October Book, Wine and Music Picks

The monthly must-haves.
Colome Malbec


Daniel H. Wilson’s new novel, Robopocalypse, defies traditional categorization, but it can probably best be shelved in the area of philosophical science fiction. Set in the "near future," Robopocalypse concerns a world in which all of our technology spontaneously malfunctions at the same time, uniting together to turn against humans.

What happens when our smart cars, power grids and computer networks develop a mind of their own? With a focus on the danger of artificial intelligence, Robopocalypse is a throw-back to some of the best works of Ray Bradbury and Michael Crichton. —Charlie Leonard

THE BOOKCASE, 607 E. Lake St., Wayzata; 952.473.8341

Besides being the owner of the Bookcase in Wayzata, the Twin Cities’ oldest independent bookstore, Charlie Leonard has been at various times a writer, editor and teacher, and is currently the founder and executive director of Blue Water Theatre Company in Plymouth.



From Salta in northern Argentina comes Colomé, an outstanding Malbec owned by the Hess family of California. Colomé is located at very high altitude near the Andes, so despite being near the equator, it isn’t too hot. These vineyards at 7,200–10,200 feet—between 90 and 150 years old—are some of the highest-altitude vineyards in the world. They are farmed using the principles of biodynamics, which eschews the use of conventional pesticides and fertilizers. The result is a delicious wine. This isn’t your average grape-y Malbec, but a dark, elegant wine with hints of blackberry and cherry. It’s great around a fire as the nights get colder. —Ryan Sadowski

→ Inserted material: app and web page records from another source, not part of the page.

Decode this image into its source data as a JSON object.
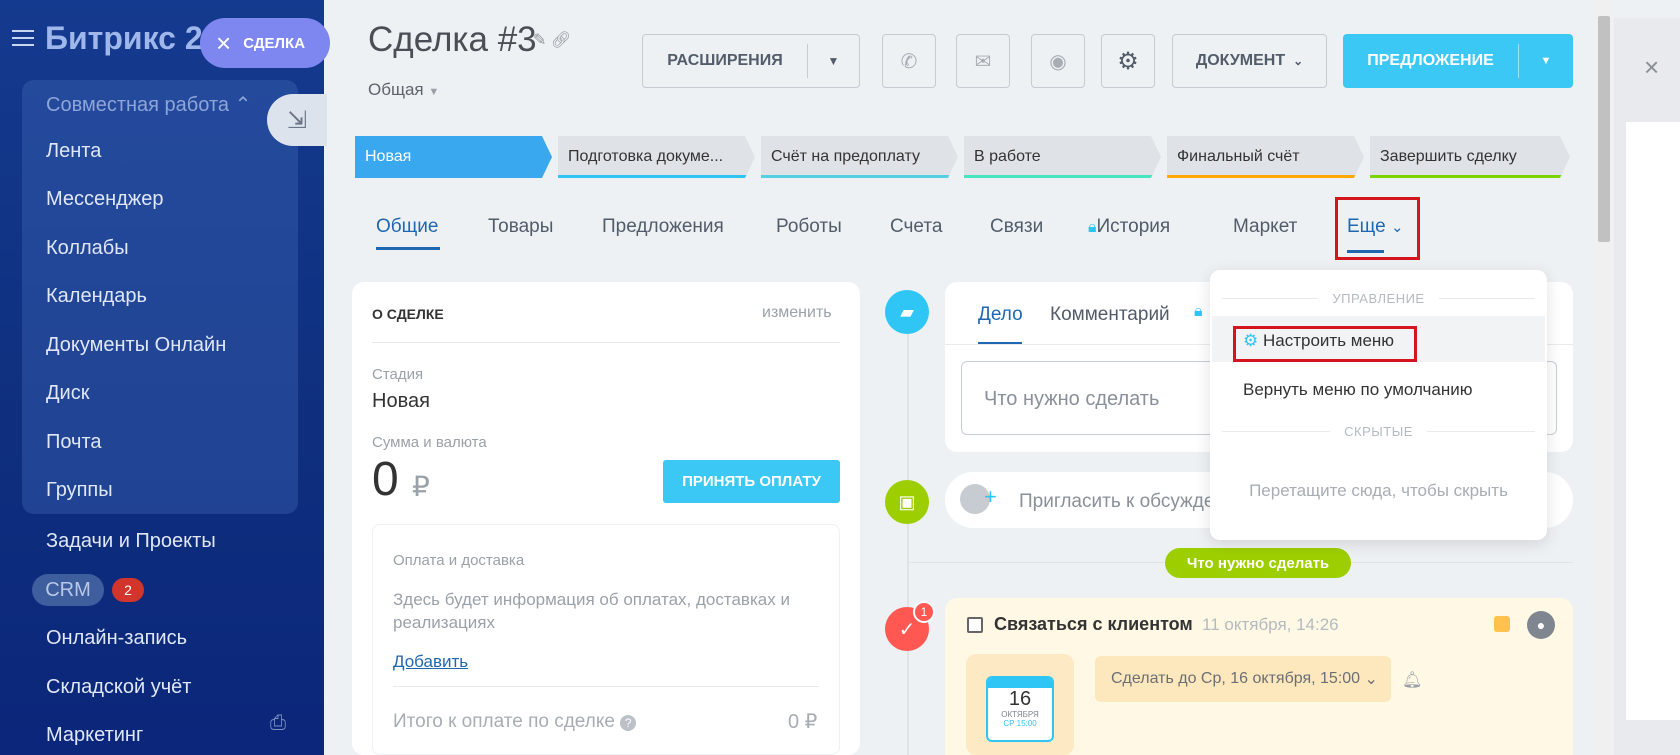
{
  "sidebar": {
    "logo": "Битрикс 24",
    "close_label": "СДЕЛКА",
    "group_header": "Совместная работа",
    "group_items": [
      "Лента",
      "Мессенджер",
      "Коллабы",
      "Календарь",
      "Документы Онлайн",
      "Диск",
      "Почта",
      "Группы"
    ],
    "items": [
      "Задачи и Проекты",
      "Онлайн-запись",
      "Складской учёт",
      "Маркетинг"
    ],
    "crm_label": "CRM",
    "crm_badge": "2"
  },
  "header": {
    "title": "Сделка #3",
    "subtitle": "Общая",
    "extensions_label": "РАСШИРЕНИЯ",
    "document_label": "ДОКУМЕНТ",
    "proposal_label": "ПРЕДЛОЖЕНИЕ"
  },
  "stages": [
    {
      "label": "Новая",
      "color": "#39a8ef"
    },
    {
      "label": "Подготовка докуме...",
      "color": "#2fc6f6"
    },
    {
      "label": "Счёт на предоплату",
      "color": "#55d0e0"
    },
    {
      "label": "В работе",
      "color": "#47e4c2"
    },
    {
      "label": "Финальный счёт",
      "color": "#ffa900"
    },
    {
      "label": "Завершить сделку",
      "color": "#7bd500"
    }
  ],
  "tabs": [
    "Общие",
    "Товары",
    "Предложения",
    "Роботы",
    "Счета",
    "Связи",
    "История",
    "Маркет",
    "Еще"
  ],
  "deal_card": {
    "heading": "О СДЕЛКЕ",
    "edit": "изменить",
    "stage_label": "Стадия",
    "stage_value": "Новая",
    "sum_label": "Сумма и валюта",
    "sum_value": "0",
    "currency": "₽",
    "pay_button": "ПРИНЯТЬ ОПЛАТУ",
    "payment_heading": "Оплата и доставка",
    "payment_text": "Здесь будет информация об оплатах, доставках и реализациях",
    "add_link": "Добавить",
    "total_label": "Итого к оплате по сделке",
    "total_value": "0 ₽"
  },
  "activity": {
    "tab_todo": "Дело",
    "tab_comment": "Комментарий",
    "input_placeholder": "Что нужно сделать",
    "invite_text": "Пригласить к обсужде",
    "deadline_pill": "Что нужно сделать",
    "task_title": "Связаться с клиентом",
    "task_date": "11 октября, 14:26",
    "task_badge": "1",
    "due_text": "Сделать до Ср, 16 октября, 15:00",
    "cal_day": "16",
    "cal_month": "ОКТЯБРЯ",
    "cal_time": "СР 15:00"
  },
  "dropdown": {
    "section_manage": "УПРАВЛЕНИЕ",
    "configure": "Настроить меню",
    "reset": "Вернуть меню по умолчанию",
    "section_hidden": "СКРЫТЫЕ",
    "drag_hint": "Перетащите сюда, чтобы скрыть"
  }
}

THE WINE SHOP, 17521 Minnetonka Blvd., Minnetonka; 952.988.9463

Ryan Sadowski is the owner of The Wine Shop. Sign up for his weekly recommendations by e-mailing wineshopmtka@gmail.com, and read his best seasonal wine pick on this page each month.



Pop music always has been a producer's medium. That’s why Norwegian singer/songwriter/DJ/producer Annie’s 2004 debut, Anniemal, felt much more substantial than a mere radar blip all the way from Scandinavia. The success of Anniemal is that the songs and their spotless production still sound contemporary. It’s a miracle for pop music to last seven years when most Top 40 fare fizzle out in weeks. “Chewing Gum” features Annie’s airy, seductive vocals deliciously comparing casual relationships to the sugary pleasures of bubble gum. But “Heartbeat,” Annie’s best song, features only a few shimmering, underwater synths underlying breathless, sensual lyrics about—what else?—falling in love in the sexy darkness of a club as the perfect song comes on. —Jack Kentala

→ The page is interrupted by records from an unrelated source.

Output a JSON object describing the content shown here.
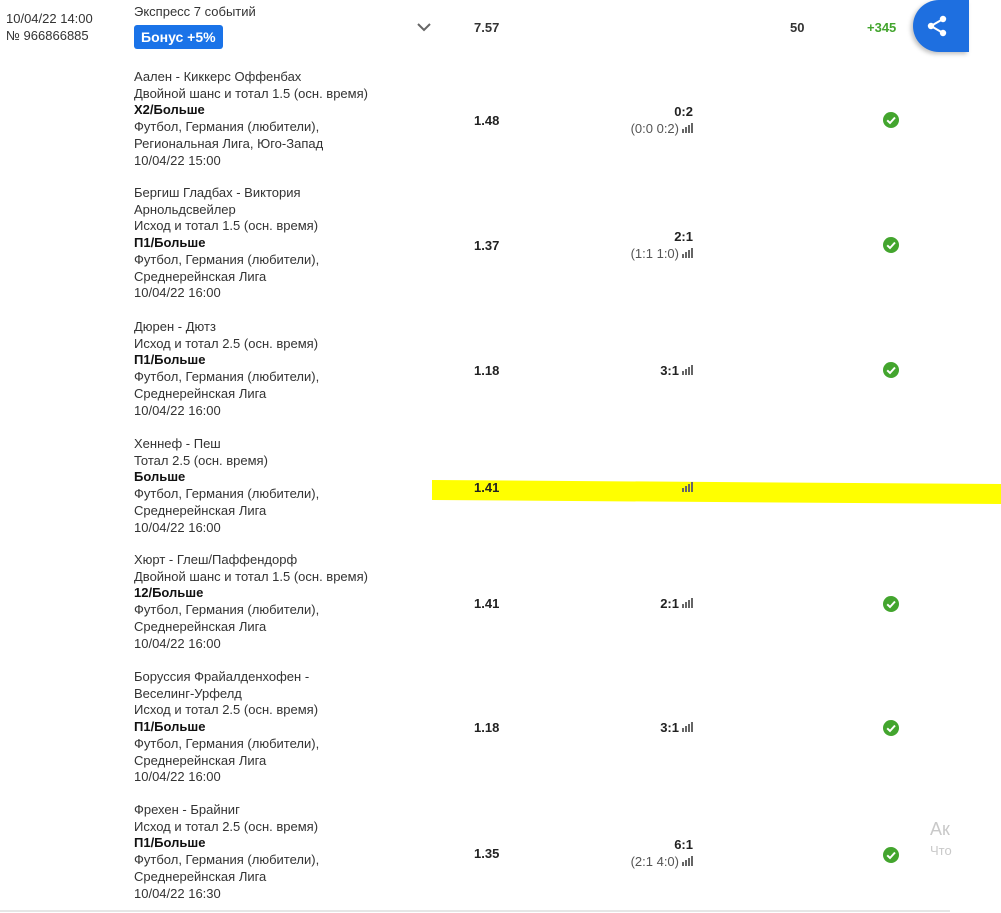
{
  "header": {
    "date": "10/04/22 14:00",
    "number": "№ 966866885",
    "title": "Экспресс 7 событий",
    "bonus": "Бонус +5%",
    "coef": "7.57",
    "stake": "50",
    "win": "+345",
    "share_icon": "share-icon",
    "expand_icon": "chevron-down-icon"
  },
  "colors": {
    "accent": "#1e6fe0",
    "win": "#43a52e",
    "highlight": "#ffff00"
  },
  "events": [
    {
      "match": "Аален - Киккерс Оффенбах",
      "market": "Двойной шанс и тотал 1.5 (осн. время)",
      "selection": "Х2/Больше",
      "league1": "Футбол, Германия (любители),",
      "league2": "Региональная Лига, Юго-Запад",
      "date": "10/04/22 15:00",
      "coef": "1.48",
      "score": "0:2",
      "score_half": "(0:0 0:2)",
      "status": "check-icon"
    },
    {
      "match": "Бергиш Гладбах - Виктория",
      "match2": "Арнольдсвейлер",
      "market": "Исход и тотал 1.5 (осн. время)",
      "selection": "П1/Больше",
      "league1": "Футбол, Германия (любители),",
      "league2": "Среднерейнская Лига",
      "date": "10/04/22 16:00",
      "coef": "1.37",
      "score": "2:1",
      "score_half": "(1:1 1:0)",
      "status": "check-icon"
    },
    {
      "match": "Дюрен - Дютз",
      "market": "Исход и тотал 2.5 (осн. время)",
      "selection": "П1/Больше",
      "league1": "Футбол, Германия (любители),",
      "league2": "Среднерейнская Лига",
      "date": "10/04/22 16:00",
      "coef": "1.18",
      "score": "3:1",
      "score_half": "",
      "status": "check-icon"
    },
    {
      "match": "Хеннеф - Пеш",
      "market": "Тотал 2.5 (осн. время)",
      "selection": "Больше",
      "league1": "Футбол, Германия (любители),",
      "league2": "Среднерейнская Лига",
      "date": "10/04/22 16:00",
      "coef": "1.41",
      "score": "",
      "score_half": "",
      "status": ""
    },
    {
      "match": "Хюрт - Глеш/Паффендорф",
      "market": "Двойной шанс и тотал 1.5 (осн. время)",
      "selection": "12/Больше",
      "league1": "Футбол, Германия (любители),",
      "league2": "Среднерейнская Лига",
      "date": "10/04/22 16:00",
      "coef": "1.41",
      "score": "2:1",
      "score_half": "",
      "status": "check-icon"
    },
    {
      "match": "Боруссия Фрайалденхофен -",
      "match2": "Веселинг-Урфелд",
      "market": "Исход и тотал 2.5 (осн. время)",
      "selection": "П1/Больше",
      "league1": "Футбол, Германия (любители),",
      "league2": "Среднерейнская Лига",
      "date": "10/04/22 16:00",
      "coef": "1.18",
      "score": "3:1",
      "score_half": "",
      "status": "check-icon"
    },
    {
      "match": "Фрехен - Брайниг",
      "market": "Исход и тотал 2.5 (осн. время)",
      "selection": "П1/Больше",
      "league1": "Футбол, Германия (любители),",
      "league2": "Среднерейнская Лига",
      "date": "10/04/22 16:30",
      "coef": "1.35",
      "score": "6:1",
      "score_half": "(2:1 4:0)",
      "status": "check-icon"
    }
  ],
  "watermark": {
    "line1": "Ак",
    "line2": "Что"
  }
}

Barnes & Noble, 13131 Ridgedale Dr., Minnetonka; 952.546.2006

Jack Kentala, a local freelance writer and filmmaker, haunts most Twin Cities indie rock shows. He’s the tall guy blocking your view of the stage. He also recently directed his second feature film, which will hit the festival circuit this year.